  4. If the ornithopter veers consistently in one direction and then nose-dives, add a small wire weight to the end of the wing tip on the side opposite the direction of the veer.
  5. The angle of the tail is important. Bend it slightly up if the flapper nose-dives, and bend it down if it stalls.
  6. If Orly goes through a series of stalls before ultimately diving into the ground, your tail may be mismatched to the rest of the aircraft. Fix this by decreasing the size of the tail. If that doesn’t help, extend the length of the tail boom — that is, increase the distance between the wing flappers and the tail.
  7. A direct head first plunge to the ground may be a signal to increase the size of the tail stabilizer.
  8. If your ornithopter flaps vigorously but won’t gain altitude but lowers into the ground tail first, try to move the center of gravity forward. It is best to make the rear lighter instead of making the front heavier.
  9. Bank and spiraling problems are common in ornithopters, and can be tough to correct.

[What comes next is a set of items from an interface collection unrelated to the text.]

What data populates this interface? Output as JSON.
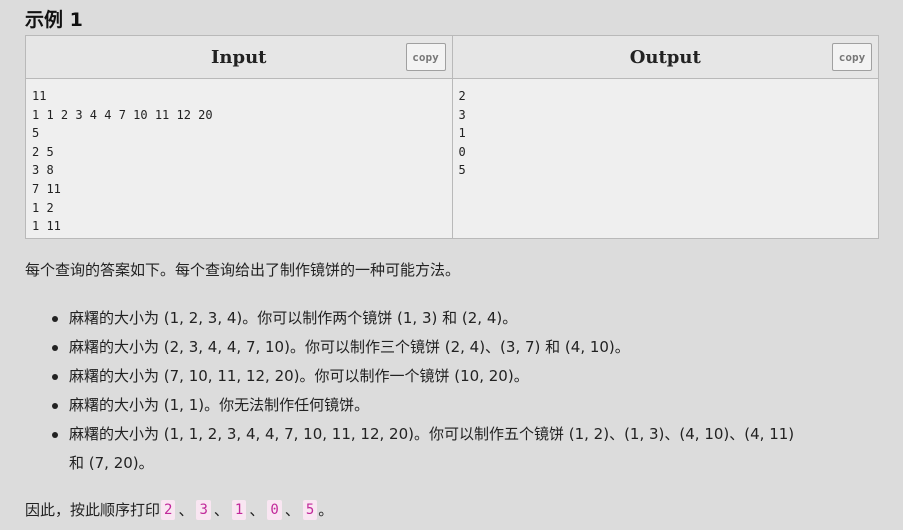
{
  "section_title": "示例 1",
  "sample": {
    "input_header": "Input",
    "output_header": "Output",
    "copy_label": "copy",
    "input_lines": [
      "11",
      "1 1 2 3 4 4 7 10 11 12 20",
      "5",
      "2 5",
      "3 8",
      "7 11",
      "1 2",
      "1 11"
    ],
    "output_lines": [
      "2",
      "3",
      "1",
      "0",
      "5"
    ]
  },
  "note": "每个查询的答案如下。每个查询给出了制作镜饼的一种可能方法。",
  "bullets": [
    "麻糬的大小为 (1, 2, 3, 4)。你可以制作两个镜饼 (1, 3) 和 (2, 4)。",
    "麻糬的大小为 (2, 3, 4, 4, 7, 10)。你可以制作三个镜饼 (2, 4)、(3, 7) 和 (4, 10)。",
    "麻糬的大小为 (7, 10, 11, 12, 20)。你可以制作一个镜饼 (10, 20)。",
    "麻糬的大小为 (1, 1)。你无法制作任何镜饼。",
    "麻糬的大小为 (1, 1, 2, 3, 4, 4, 7, 10, 11, 12, 20)。你可以制作五个镜饼 (1, 2)、(1, 3)、(4, 10)、(4, 11)"
  ],
  "bullet_5_continuation": "和 (7, 20)。",
  "footer": {
    "prefix": "因此，按此顺序打印",
    "values": [
      "2",
      "3",
      "1",
      "0",
      "5"
    ],
    "separator": "、",
    "suffix": "。"
  }
}
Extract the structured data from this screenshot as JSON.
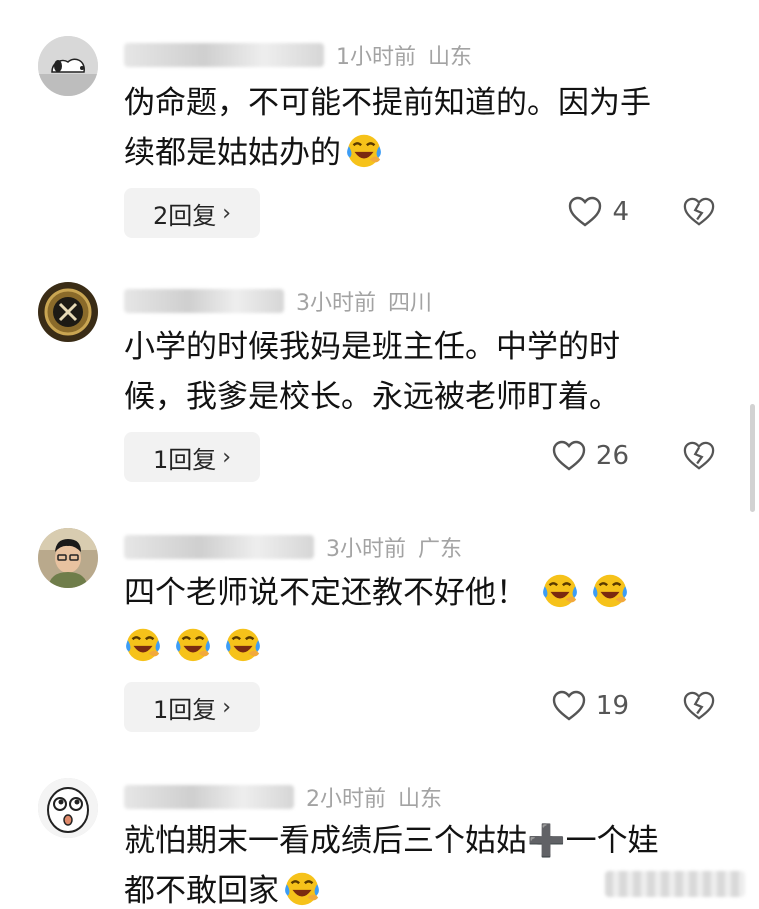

If your ornithopter starts out with few good looking flaps, but suddenly banks or rotates around its longitudinal axis and then spirals down, try the following:
    • Reapply the tissue paper to the wings, making sure the paper is not applied too loosely or too tightly stretched. Both wings should have the same amount of tension.
    • Bend a small rotation in the tail plane relative to the longitudinal axis of the ornithopter.
    • Add a small weight to the outside of the wingspar opposite the direction of the bank.
    • Fixing the bank and spiral problem can be difficult. You may need to try a number of fixes in combination before the problem clears.


This article appeared in MAKE Volume 08, page 90.